George and Susan Harrison sailed to Melbourne aboard the Gypsy Bride, arriving in 1860. Their first child, Sam, was born on the voyage. They first lived in Ballarat, where their second son William was born. Later they moved to Bendigo.

Harrison’s sister Mary and her husband Samuel Heathwood had sailed to Moreton Bay in 1856. The Harrisons then joined the Heathwoods in Brisbane, working together in the shingle industry. In 1869, Harrison chose the property at what is now Cedar Vale. In 1873, he purchased a further 238 acres at Veresdale Scrub, and shortly after purchased the adjoining block of 88 acres.

The first home built on the Broomfield block was a slab hut. It was replaced by the current home in 1887, which is now a landmark on the Mount Lindesay Highway. Timber from the property was milled for the house and the only remnant of the original slab hut is the kitchen door. The location of Broomfield made it a popular stopping place for weary travellers. Susan Harrison was well known for her hospitality. Sadly she died in her early 50s, when she still had young children in need of care.

Timber on the property included cedar, silky oak, pine and hardwood. In 1958 to 1959, repairs to Broomfield were undertaken by Irvine King. King was the great-grandson of George Harrison, and he used timber from the property for the repairs.
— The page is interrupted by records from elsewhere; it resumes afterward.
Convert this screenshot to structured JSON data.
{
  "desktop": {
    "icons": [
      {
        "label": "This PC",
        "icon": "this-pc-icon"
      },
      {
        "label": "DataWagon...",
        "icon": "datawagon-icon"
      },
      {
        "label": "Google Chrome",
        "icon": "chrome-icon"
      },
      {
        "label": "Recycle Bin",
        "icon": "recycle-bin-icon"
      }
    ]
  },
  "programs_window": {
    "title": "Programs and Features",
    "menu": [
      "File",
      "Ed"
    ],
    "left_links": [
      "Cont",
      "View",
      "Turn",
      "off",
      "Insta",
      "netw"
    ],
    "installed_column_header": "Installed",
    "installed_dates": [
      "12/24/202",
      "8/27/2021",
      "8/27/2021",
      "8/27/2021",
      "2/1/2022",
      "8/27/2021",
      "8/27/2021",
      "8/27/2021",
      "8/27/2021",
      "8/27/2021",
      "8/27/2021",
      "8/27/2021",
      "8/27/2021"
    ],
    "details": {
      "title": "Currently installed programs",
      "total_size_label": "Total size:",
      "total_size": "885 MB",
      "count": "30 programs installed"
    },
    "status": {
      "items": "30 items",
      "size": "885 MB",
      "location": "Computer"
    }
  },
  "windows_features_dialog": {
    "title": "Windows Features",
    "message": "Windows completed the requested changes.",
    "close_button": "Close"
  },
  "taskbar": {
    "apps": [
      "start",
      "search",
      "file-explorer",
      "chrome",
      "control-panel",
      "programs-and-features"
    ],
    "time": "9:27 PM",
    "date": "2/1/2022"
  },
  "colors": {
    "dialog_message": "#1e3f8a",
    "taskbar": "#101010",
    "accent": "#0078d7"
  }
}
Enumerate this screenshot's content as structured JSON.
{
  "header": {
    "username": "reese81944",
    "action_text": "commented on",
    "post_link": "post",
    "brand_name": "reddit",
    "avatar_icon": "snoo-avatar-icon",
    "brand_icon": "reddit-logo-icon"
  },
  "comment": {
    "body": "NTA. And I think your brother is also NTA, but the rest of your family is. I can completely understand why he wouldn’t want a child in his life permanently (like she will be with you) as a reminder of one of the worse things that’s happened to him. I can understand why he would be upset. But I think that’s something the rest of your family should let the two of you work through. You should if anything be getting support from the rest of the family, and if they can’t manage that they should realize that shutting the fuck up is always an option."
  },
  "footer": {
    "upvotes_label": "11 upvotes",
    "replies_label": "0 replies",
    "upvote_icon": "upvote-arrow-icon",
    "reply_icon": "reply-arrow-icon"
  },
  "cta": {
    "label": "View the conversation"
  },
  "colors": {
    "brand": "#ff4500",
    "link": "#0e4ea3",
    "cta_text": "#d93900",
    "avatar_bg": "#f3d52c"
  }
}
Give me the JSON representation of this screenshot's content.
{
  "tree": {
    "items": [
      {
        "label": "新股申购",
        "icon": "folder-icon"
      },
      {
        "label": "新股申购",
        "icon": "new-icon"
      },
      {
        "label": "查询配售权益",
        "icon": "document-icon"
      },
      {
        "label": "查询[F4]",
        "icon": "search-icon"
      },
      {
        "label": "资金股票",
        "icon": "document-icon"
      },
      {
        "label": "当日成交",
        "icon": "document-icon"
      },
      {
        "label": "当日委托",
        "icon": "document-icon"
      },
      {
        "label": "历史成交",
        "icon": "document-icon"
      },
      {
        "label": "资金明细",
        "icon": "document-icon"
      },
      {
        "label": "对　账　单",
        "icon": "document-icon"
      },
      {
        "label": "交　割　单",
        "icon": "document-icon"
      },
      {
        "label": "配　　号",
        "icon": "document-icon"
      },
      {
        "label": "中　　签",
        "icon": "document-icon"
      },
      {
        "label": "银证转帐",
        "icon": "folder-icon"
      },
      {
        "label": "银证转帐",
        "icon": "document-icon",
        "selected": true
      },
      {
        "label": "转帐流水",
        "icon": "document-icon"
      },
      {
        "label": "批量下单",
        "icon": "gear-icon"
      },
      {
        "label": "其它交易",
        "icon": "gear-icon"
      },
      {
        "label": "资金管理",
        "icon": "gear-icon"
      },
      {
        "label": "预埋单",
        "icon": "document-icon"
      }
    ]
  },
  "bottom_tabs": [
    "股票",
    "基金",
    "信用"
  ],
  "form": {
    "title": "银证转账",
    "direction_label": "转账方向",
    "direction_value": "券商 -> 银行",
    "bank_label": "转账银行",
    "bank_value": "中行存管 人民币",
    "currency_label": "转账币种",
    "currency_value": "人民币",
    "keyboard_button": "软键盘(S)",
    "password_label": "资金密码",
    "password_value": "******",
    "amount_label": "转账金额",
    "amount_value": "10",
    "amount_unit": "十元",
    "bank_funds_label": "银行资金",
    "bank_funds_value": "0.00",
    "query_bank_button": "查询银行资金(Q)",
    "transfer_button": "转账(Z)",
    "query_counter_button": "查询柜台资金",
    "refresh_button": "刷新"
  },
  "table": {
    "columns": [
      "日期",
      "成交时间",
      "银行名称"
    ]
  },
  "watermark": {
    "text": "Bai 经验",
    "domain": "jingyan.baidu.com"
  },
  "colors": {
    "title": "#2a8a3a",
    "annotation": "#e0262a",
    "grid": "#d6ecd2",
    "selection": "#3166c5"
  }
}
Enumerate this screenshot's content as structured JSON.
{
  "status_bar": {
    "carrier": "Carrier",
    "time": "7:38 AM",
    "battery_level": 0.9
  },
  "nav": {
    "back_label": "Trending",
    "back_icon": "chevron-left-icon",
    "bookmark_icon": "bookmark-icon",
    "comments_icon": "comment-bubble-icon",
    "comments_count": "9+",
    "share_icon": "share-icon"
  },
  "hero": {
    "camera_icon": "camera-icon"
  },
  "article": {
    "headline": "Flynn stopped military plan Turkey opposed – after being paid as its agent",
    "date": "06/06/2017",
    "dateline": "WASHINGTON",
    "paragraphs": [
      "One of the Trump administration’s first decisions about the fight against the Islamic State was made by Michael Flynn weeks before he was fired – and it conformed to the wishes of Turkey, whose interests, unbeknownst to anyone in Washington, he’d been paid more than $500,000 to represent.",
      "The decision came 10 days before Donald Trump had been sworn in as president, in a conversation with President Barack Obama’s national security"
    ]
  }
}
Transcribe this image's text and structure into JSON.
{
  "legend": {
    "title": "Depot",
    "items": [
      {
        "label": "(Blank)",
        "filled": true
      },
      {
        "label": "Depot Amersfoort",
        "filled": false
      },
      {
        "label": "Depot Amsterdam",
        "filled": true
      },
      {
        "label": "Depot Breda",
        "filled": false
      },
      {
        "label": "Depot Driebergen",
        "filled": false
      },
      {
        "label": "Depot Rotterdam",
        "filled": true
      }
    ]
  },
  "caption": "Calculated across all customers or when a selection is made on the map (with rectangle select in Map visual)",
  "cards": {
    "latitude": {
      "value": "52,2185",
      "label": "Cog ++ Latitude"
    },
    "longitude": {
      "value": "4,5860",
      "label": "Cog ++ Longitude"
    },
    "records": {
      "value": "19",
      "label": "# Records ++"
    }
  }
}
The high ceilings in some parts of the house were lowered and the original kitchen wing was changed.

When the railway was constructed in 1888, the nearby station was called Cedar Pocket.